EXERCISE OBJECTIVE ->
Look through the records, and whenever a line includes the word "JSON", copy it.

TASK INPUT ->
★ ★ ★ ★
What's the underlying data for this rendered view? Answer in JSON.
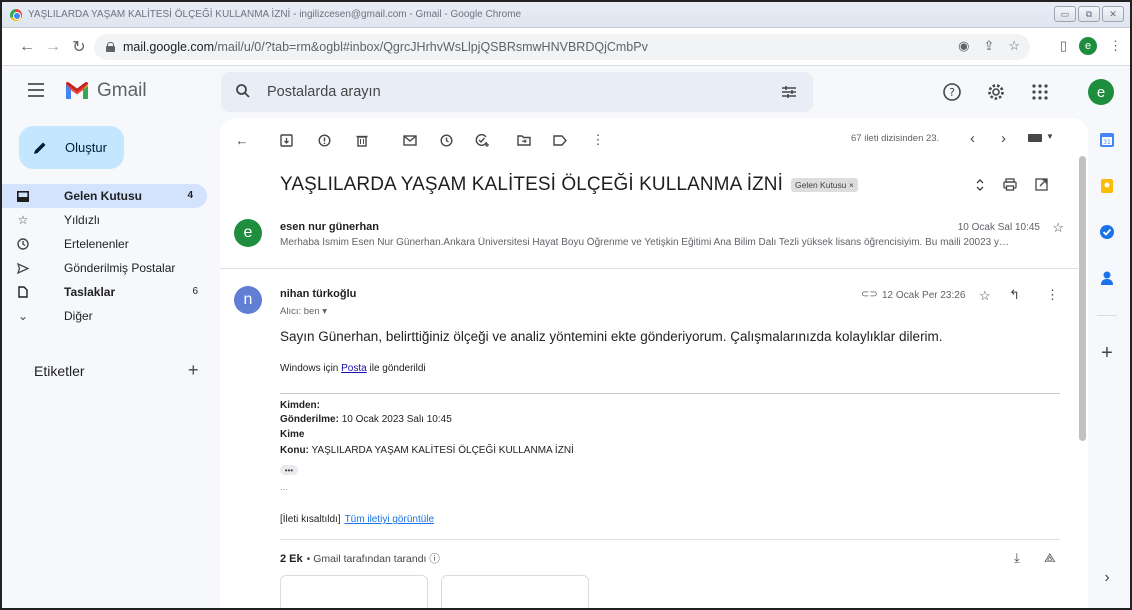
{
  "window": {
    "title": "YAŞLILARDA YAŞAM KALİTESİ ÖLÇEĞİ KULLANMA İZNİ - ingilizcesen@gmail.com - Gmail - Google Chrome"
  },
  "browser": {
    "url_host": "mail.google.com",
    "url_path": "/mail/u/0/?tab=rm&ogbl#inbox/QgrcJHrhvWsLlpjQSBRsmwHNVBRDQjCmbPv",
    "profile_initial": "e"
  },
  "header": {
    "app_name": "Gmail",
    "search_placeholder": "Postalarda arayın",
    "avatar_initial": "e"
  },
  "sidebar": {
    "compose_label": "Oluştur",
    "items": [
      {
        "label": "Gelen Kutusu",
        "count": "4",
        "icon": "inbox-icon"
      },
      {
        "label": "Yıldızlı",
        "count": "",
        "icon": "star-icon"
      },
      {
        "label": "Ertelenenler",
        "count": "",
        "icon": "clock-icon"
      },
      {
        "label": "Gönderilmiş Postalar",
        "count": "",
        "icon": "send-icon"
      },
      {
        "label": "Taslaklar",
        "count": "6",
        "icon": "draft-icon"
      },
      {
        "label": "Diğer",
        "count": "",
        "icon": "chevron-down-icon"
      }
    ],
    "labels_title": "Etiketler"
  },
  "toolbar": {
    "pager_text": "67 ileti dizisinden 23."
  },
  "thread": {
    "subject": "YAŞLILARDA YAŞAM KALİTESİ ÖLÇEĞİ KULLANMA İZNİ",
    "label_chip": "Gelen Kutusu ×",
    "messages": [
      {
        "avatar": "e",
        "avatar_color": "#1e8e3e",
        "sender": "esen nur günerhan",
        "date": "10 Ocak Sal 10:45",
        "snippet": "Merhaba İsmim Esen Nur Günerhan.Ankara Üniversitesi Hayat Boyu Öğrenme ve Yetişkin Eğitimi Ana Bilim Dalı Tezli yüksek lisans öğrencisiyim. Bu maili 20023 y…"
      },
      {
        "avatar": "n",
        "avatar_color": "#5f7ed4",
        "sender": "nihan türkoğlu",
        "date": "12 Ocak Per 23:26",
        "to_line": "Alıcı: ben ▾",
        "body": "Sayın Günerhan, belirttiğiniz ölçeği ve analiz yöntemini ekte gönderiyorum. Çalışmalarınızda kolaylıklar dilerim.",
        "sent_from_prefix": "Windows için ",
        "sent_from_link": "Posta",
        "sent_from_suffix": " ile gönderildi",
        "quote_from_label": "Kimden:",
        "quote_sent_label": "Gönderilme:",
        "quote_sent_value": "10 Ocak 2023 Salı 10:45",
        "quote_to_label": "Kime",
        "quote_subject_label": "Konu:",
        "quote_subject_value": "YAŞLILARDA YAŞAM KALİTESİ ÖLÇEĞİ KULLANMA İZNİ",
        "quote_dots": "•••",
        "ellipsis": "...",
        "clipped_text": "[İleti kısaltıldı]",
        "clipped_link": "Tüm iletiyi görüntüle"
      }
    ],
    "attachments": {
      "count_label": "2 Ek",
      "scan_text": "• Gmail tarafından tarandı ⓘ"
    }
  },
  "colors": {
    "compose_bg": "#c2e7ff",
    "active_nav_bg": "#d3e3fd",
    "link": "#1a73e8"
  }
}
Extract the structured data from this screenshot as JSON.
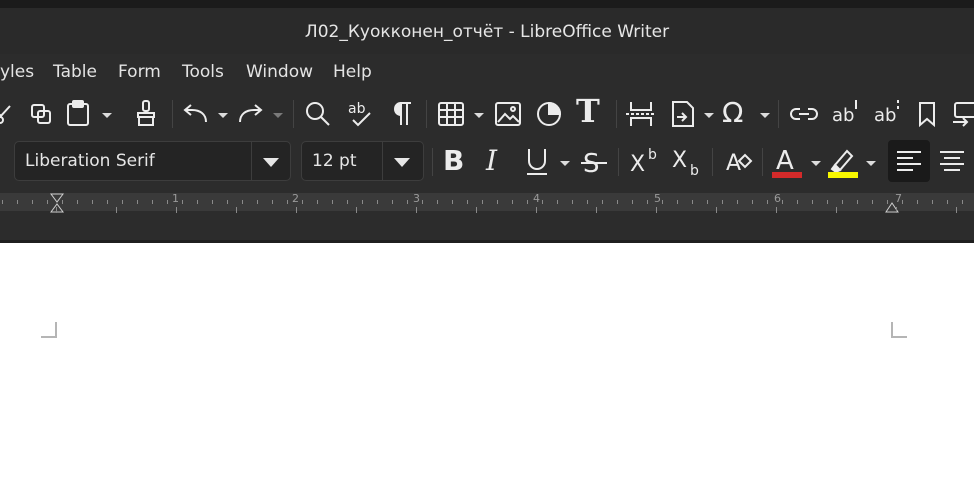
{
  "window": {
    "title": "Л02_Куокконен_отчёт - LibreOffice Writer"
  },
  "menu": [
    "yles",
    "Table",
    "Form",
    "Tools",
    "Window",
    "Help"
  ],
  "formatting": {
    "font_name": "Liberation Serif",
    "font_size": "12 pt"
  },
  "ruler": {
    "numbers": [
      "1",
      "2",
      "3",
      "4",
      "5",
      "6",
      "7"
    ]
  },
  "colors": {
    "font_color": "#d42a2a",
    "highlight_color": "#f7f700",
    "background": "#2c2c2c"
  }
}
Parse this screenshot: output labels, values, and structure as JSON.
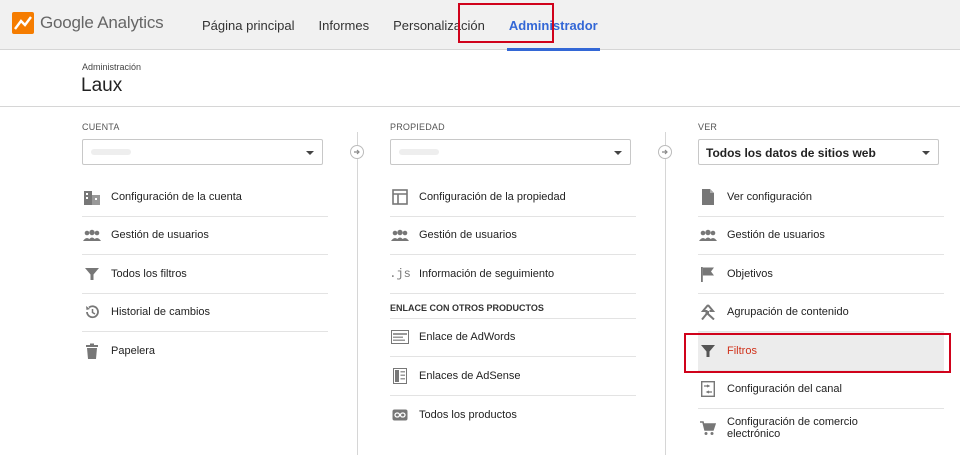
{
  "app": {
    "logo_google": "Google",
    "logo_product": "Analytics",
    "brand_color": "#f57c00"
  },
  "nav": {
    "items": [
      {
        "label": "Página principal"
      },
      {
        "label": "Informes"
      },
      {
        "label": "Personalización"
      },
      {
        "label": "Administrador",
        "active": true
      }
    ]
  },
  "header": {
    "breadcrumb": "Administración",
    "title": "Laux"
  },
  "columns": {
    "account": {
      "label": "CUENTA",
      "selected": "",
      "items": [
        {
          "label": "Configuración de la cuenta",
          "icon": "building-icon"
        },
        {
          "label": "Gestión de usuarios",
          "icon": "users-icon"
        },
        {
          "label": "Todos los filtros",
          "icon": "filter-icon"
        },
        {
          "label": "Historial de cambios",
          "icon": "history-icon"
        },
        {
          "label": "Papelera",
          "icon": "trash-icon"
        }
      ]
    },
    "property": {
      "label": "PROPIEDAD",
      "selected": "",
      "items": [
        {
          "label": "Configuración de la propiedad",
          "icon": "window-icon"
        },
        {
          "label": "Gestión de usuarios",
          "icon": "users-icon"
        },
        {
          "label": "Información de seguimiento",
          "icon": "js-icon"
        }
      ],
      "section": "ENLACE CON OTROS PRODUCTOS",
      "linked": [
        {
          "label": "Enlace de AdWords",
          "icon": "adwords-icon"
        },
        {
          "label": "Enlaces de AdSense",
          "icon": "adsense-icon"
        },
        {
          "label": "Todos los productos",
          "icon": "link-icon"
        }
      ]
    },
    "view": {
      "label": "VER",
      "selected": "Todos los datos de sitios web",
      "items": [
        {
          "label": "Ver configuración",
          "icon": "document-icon"
        },
        {
          "label": "Gestión de usuarios",
          "icon": "users-icon"
        },
        {
          "label": "Objetivos",
          "icon": "flag-icon"
        },
        {
          "label": "Agrupación de contenido",
          "icon": "grouping-icon"
        },
        {
          "label": "Filtros",
          "icon": "filter-icon",
          "active": true
        },
        {
          "label": "Configuración del canal",
          "icon": "channel-icon"
        },
        {
          "label": "Configuración de comercio electrónico",
          "icon": "cart-icon"
        }
      ]
    }
  },
  "colors": {
    "active_nav": "#3367d6",
    "highlight": "#d0021b",
    "active_item_text": "#d0321b"
  }
}
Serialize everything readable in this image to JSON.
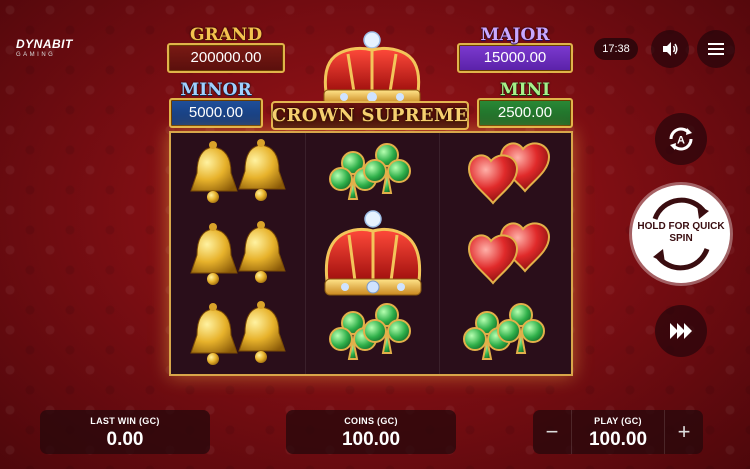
{
  "brand": {
    "line1": "DYNABIT",
    "line2": "GAMING"
  },
  "jackpots": {
    "grand": {
      "label": "GRAND",
      "value": "200000.00"
    },
    "major": {
      "label": "MAJOR",
      "value": "15000.00"
    },
    "minor": {
      "label": "MINOR",
      "value": "5000.00"
    },
    "mini": {
      "label": "MINI",
      "value": "2500.00"
    }
  },
  "game_title": "CROWN SUPREME",
  "clock": "17:38",
  "reels": [
    [
      "bell",
      "bell",
      "bell"
    ],
    [
      "clover",
      "crown",
      "clover"
    ],
    [
      "heart",
      "heart",
      "clover"
    ]
  ],
  "controls": {
    "sound_icon": "speaker-icon",
    "menu_icon": "hamburger-menu-icon",
    "autoplay_icon": "autoplay-icon",
    "spin_label": "HOLD FOR QUICK SPIN",
    "turbo_icon": "fast-forward-icon"
  },
  "panels": {
    "last_win": {
      "label": "LAST WIN (GC)",
      "value": "0.00"
    },
    "coins": {
      "label": "COINS (GC)",
      "value": "100.00"
    },
    "play": {
      "label": "PLAY (GC)",
      "value": "100.00",
      "minus": "−",
      "plus": "+"
    }
  },
  "colors": {
    "accent_gold": "#e0b44a",
    "background_red": "#7e0e13"
  }
}
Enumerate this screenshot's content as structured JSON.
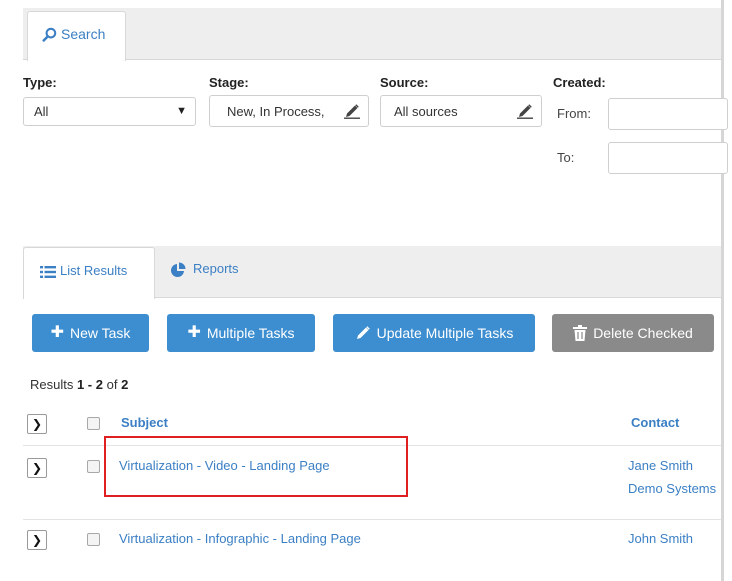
{
  "search_tab": {
    "label": "Search"
  },
  "filters": {
    "type": {
      "label": "Type:",
      "value": "All"
    },
    "stage": {
      "label": "Stage:",
      "value": "New, In Process,"
    },
    "source": {
      "label": "Source:",
      "value": "All sources"
    },
    "created": {
      "label": "Created:",
      "from_label": "From:",
      "to_label": "To:"
    }
  },
  "result_tabs": {
    "list": "List Results",
    "reports": "Reports"
  },
  "toolbar": {
    "new_task": "New Task",
    "multiple_tasks": "Multiple Tasks",
    "update_multiple": "Update Multiple Tasks",
    "delete_checked": "Delete Checked"
  },
  "results_summary": {
    "prefix": "Results ",
    "range": "1 - 2",
    "of": " of ",
    "total": "2"
  },
  "table": {
    "columns": {
      "subject": "Subject",
      "contact": "Contact"
    },
    "rows": [
      {
        "subject": "Virtualization - Video - Landing Page",
        "contact": "Jane Smith",
        "company": "Demo Systems"
      },
      {
        "subject": "Virtualization - Infographic - Landing Page",
        "contact": "John Smith"
      }
    ]
  },
  "colors": {
    "accent": "#3d8ed0",
    "link": "#3b7fc4",
    "delete_button": "#8a8a8a",
    "highlight": "#e02020"
  }
}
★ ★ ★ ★
ANSWER TO THIS TASK ->
What's the underlying data for this rendered view? Answer in JSON.
Extract the structured data from this screenshot as JSON.
Parse this screenshot: output labels, values, and structure as JSON.
Serialize everything readable in this image to JSON.
Enumerate this screenshot's content as structured JSON.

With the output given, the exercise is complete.